In Moscow, Farmers Talk about Latest Arrests, Beatings
September 14, 2016
Nina Karpenko, a farmer from Krasnodar Territory’s Kanevskaya District, told our correspondent that late last week, during the maize harvest, seven men attacked her workers and the assistants of a court-appointed manager. A combine driver, who had earlier spent three days in jail for involvement in the thwarted tractor convoy to Moscow, has now been hospitalized. One of the men attempted to record the attack on a video camera, but he was thrown to the ground, his equipment was broken, and the recording was erased, said Karpenko.
On September 13, Kuban law enforcement officers blocked the car of Alexei Volchenko, leader of the farmers’ protest movement, as he drove to Ryazan to take part in the All-Russian Congress of Farmers and Cargo Haulers.
“They said they wouldn’t let him leave the region, held him up for a while, but then stopped pestering him. But Lyubov Nikishova, head of a farm in the Novokubansk District, has been put under house arrest. She has been charged under Article 119 of the Russian Federal Criminal Code (threat of murder),” explains another outraged farmer, Nikolai Maslov. “You saw her during the tractor convoy: she’s small and thin. She told the deputy presidential envoy in the Southern Federal District about the machinations of Rosreestr (Russian Federal Registration Service) and the attack on her farm. This summer, two palookas entered her house and beat her up, but when she grabbed an ax to defend herself, they photographed it and went to the police. No, she didn’t hurt anyone. It was a set-up.”
Nikiskova herself claims that immediately after the incident she filed a complaint with the Territorial Directorate of the Interior Ministry.
“It was sixteen pages long, and the medical examiner’s report was appended (there were visible traces of the assault on my body), as well as documents about the seizure of land shares and illegal fiddling with the land. 172 pages in all. It is still lying around somewhere. Unlike those marauders, they will put me away, despite the fact I am taking care of my sick mother. She has cancer, but that doesn’t bother anyone. As a criminal, they won’t let me out of the house. They’re afraid I won’t settle down and will go higher up the chain of command.”
According to Elena Dryukova, a farmer from the Kavkazsky District, Krasnodar Territory Governor Veniamin Kondratiev said recently that Kuban’s peasants had no problems, and that the tractor convoy, an attempt by the farmers to make themselves heard to the President of Russia, was an election campaign show.
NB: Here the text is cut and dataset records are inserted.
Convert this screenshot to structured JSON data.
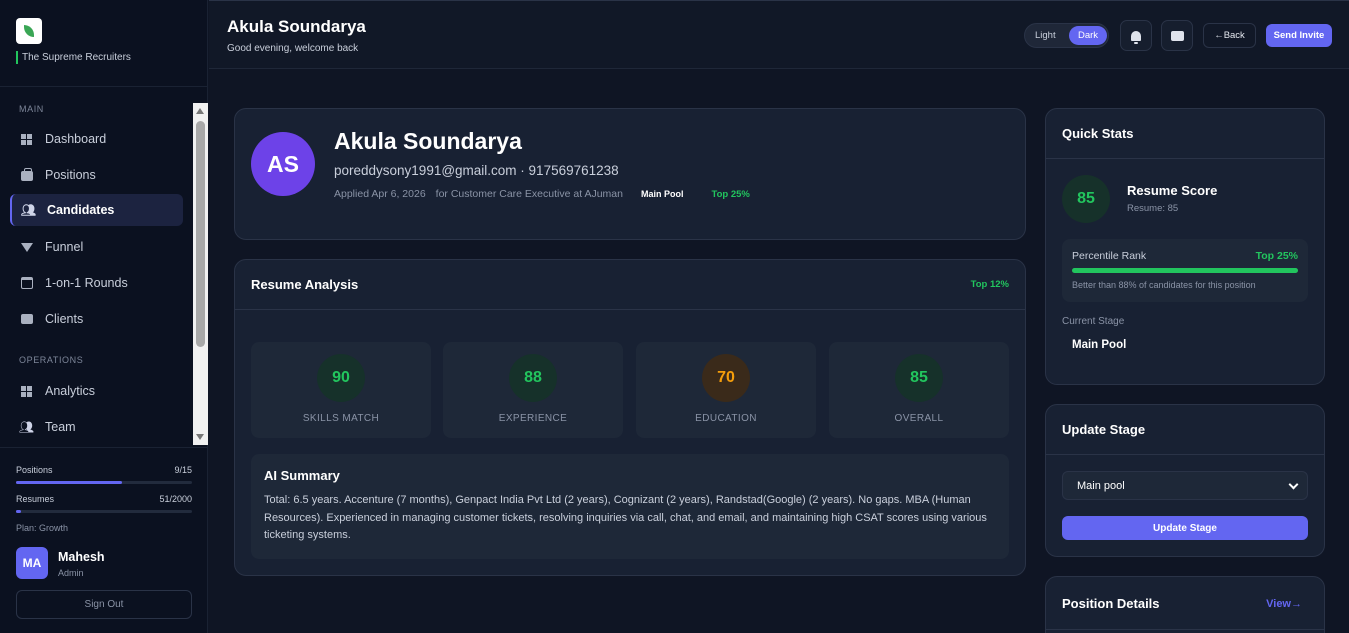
{
  "brand": {
    "name": "The Supreme Recruiters"
  },
  "nav": {
    "section_main": "MAIN",
    "section_operations": "OPERATIONS",
    "items": [
      {
        "label": "Dashboard",
        "icon": "dashboard-icon"
      },
      {
        "label": "Positions",
        "icon": "briefcase-icon"
      },
      {
        "label": "Candidates",
        "icon": "people-icon",
        "active": true
      },
      {
        "label": "Funnel",
        "icon": "funnel-icon"
      },
      {
        "label": "1-on-1 Rounds",
        "icon": "calendar-icon"
      },
      {
        "label": "Clients",
        "icon": "chat-icon"
      },
      {
        "label": "Analytics",
        "icon": "dashboard-icon"
      },
      {
        "label": "Team",
        "icon": "people-icon"
      }
    ]
  },
  "usage": {
    "positions_label": "Positions",
    "positions_value": "9/15",
    "positions_fraction": 0.6,
    "resumes_label": "Resumes",
    "resumes_value": "51/2000",
    "resumes_fraction": 0.026,
    "plan": "Plan: Growth"
  },
  "user": {
    "initials": "MA",
    "name": "Mahesh",
    "role": "Admin",
    "signout": "Sign Out"
  },
  "header": {
    "title": "Akula Soundarya",
    "subtitle": "Good evening, welcome back",
    "theme_light": "Light",
    "theme_dark": "Dark",
    "back": "←Back",
    "invite": "Send Invite"
  },
  "profile": {
    "initials": "AS",
    "name": "Akula Soundarya",
    "contact": "poreddysony1991@gmail.com · 917569761238",
    "applied": "Applied Apr 6, 2026",
    "role": "for Customer Care Executive at AJuman",
    "pool": "Main Pool",
    "rank": "Top 25%"
  },
  "analysis": {
    "title": "Resume Analysis",
    "badge": "Top 12%",
    "scores": [
      {
        "value": "90",
        "label": "SKILLS MATCH",
        "color": "green"
      },
      {
        "value": "88",
        "label": "EXPERIENCE",
        "color": "green"
      },
      {
        "value": "70",
        "label": "EDUCATION",
        "color": "orange"
      },
      {
        "value": "85",
        "label": "OVERALL",
        "color": "green"
      }
    ],
    "summary_title": "AI Summary",
    "summary_text": "Total: 6.5 years. Accenture (7 months), Genpact India Pvt Ltd (2 years), Cognizant (2 years), Randstad(Google) (2 years). No gaps. MBA (Human Resources). Experienced in managing customer tickets, resolving inquiries via call, chat, and email, and maintaining high CSAT scores using various ticketing systems."
  },
  "quick_stats": {
    "title": "Quick Stats",
    "score": "85",
    "score_title": "Resume Score",
    "score_sub": "Resume: 85",
    "percentile_label": "Percentile Rank",
    "percentile_value": "Top 25%",
    "percentile_fraction": 1.0,
    "percentile_note": "Better than 88% of candidates for this position",
    "stage_label": "Current Stage",
    "stage_value": "Main Pool"
  },
  "update_stage": {
    "title": "Update Stage",
    "selected": "Main pool",
    "button": "Update Stage"
  },
  "position_details": {
    "title": "Position Details",
    "view": "View→"
  },
  "colors": {
    "accent": "#6366f1",
    "success": "#22c55e",
    "warning": "#f59e0b"
  }
}
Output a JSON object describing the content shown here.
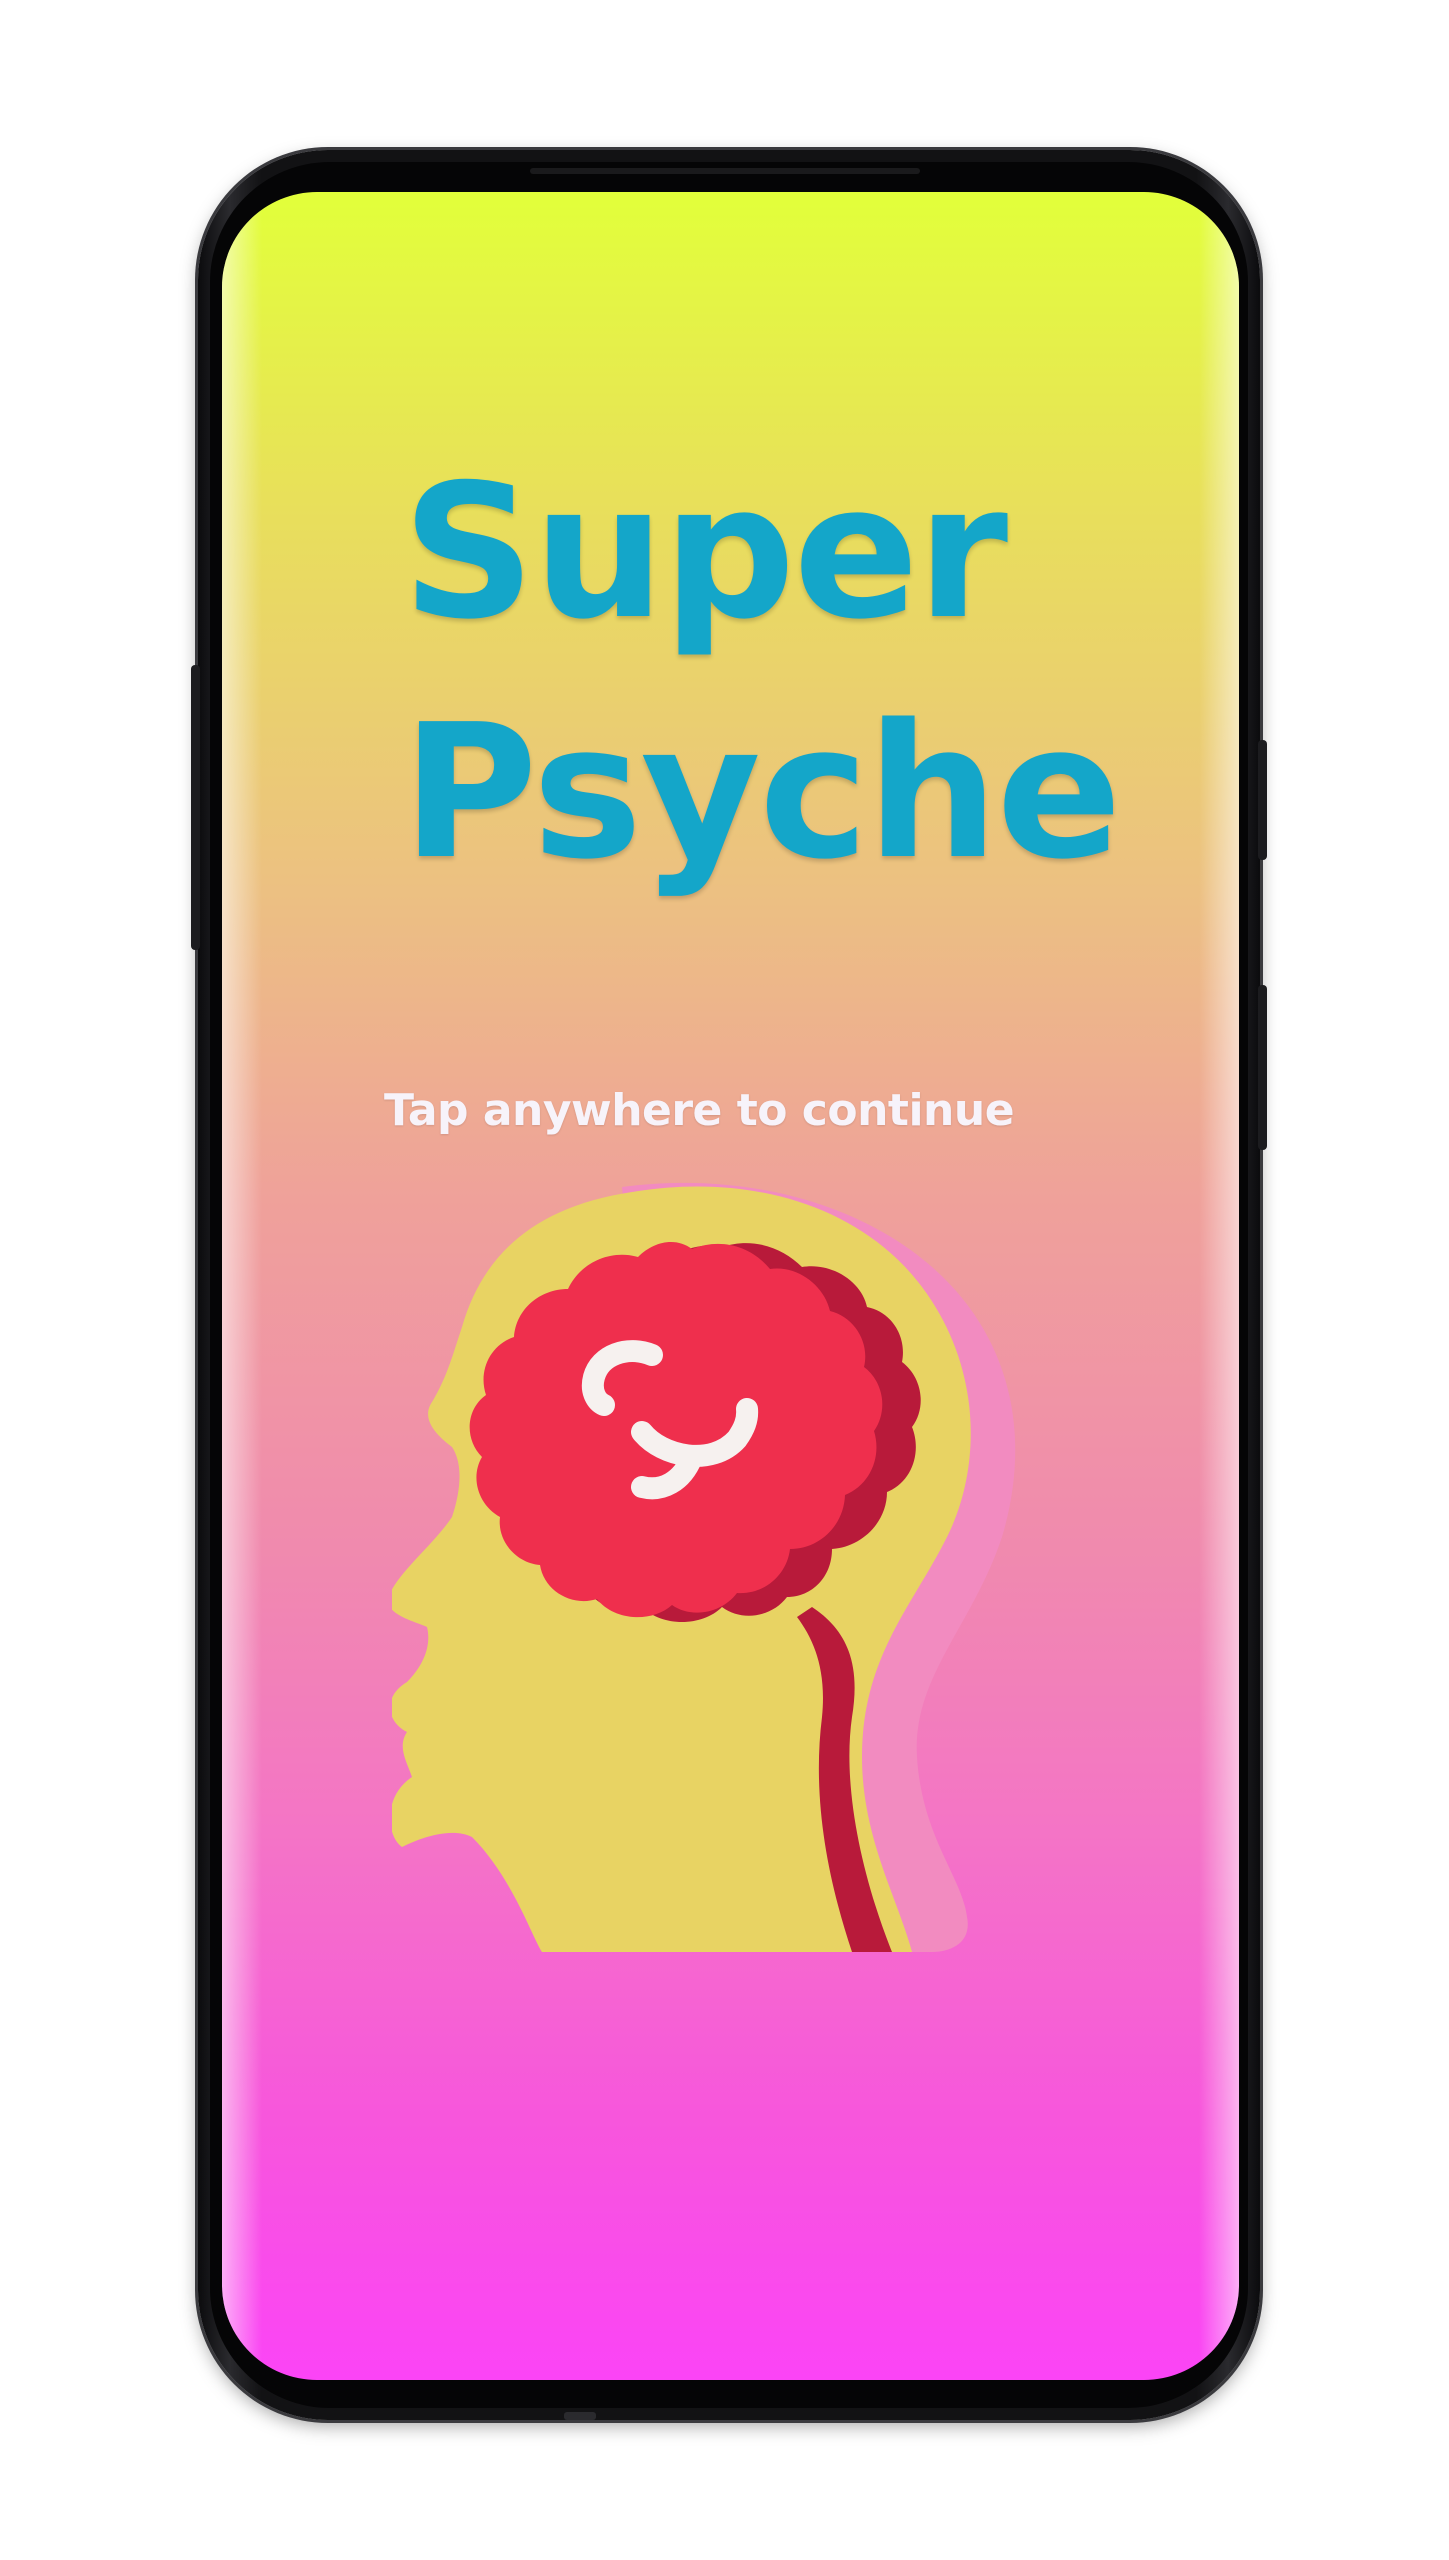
{
  "splash": {
    "title_line1": "Super",
    "title_line2": "Psyche",
    "tap_hint": "Tap anywhere to continue"
  },
  "icons": {
    "illustration": "head-with-brain-icon"
  },
  "colors": {
    "title": "#14a6c9",
    "hint_text": "#f7f3fa",
    "gradient_top": "#e2ff3a",
    "gradient_bottom": "#fb44f6",
    "head": "#e8d363",
    "head_shadow": "#f28bc0",
    "brain": "#ef2f4d",
    "brain_shadow": "#b81a3a",
    "brain_mark": "#f6f1ef"
  }
}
Translated by the Russian Reader. Thanks to Comrade Anatrra for the heads-up. Image courtesy of newsru.com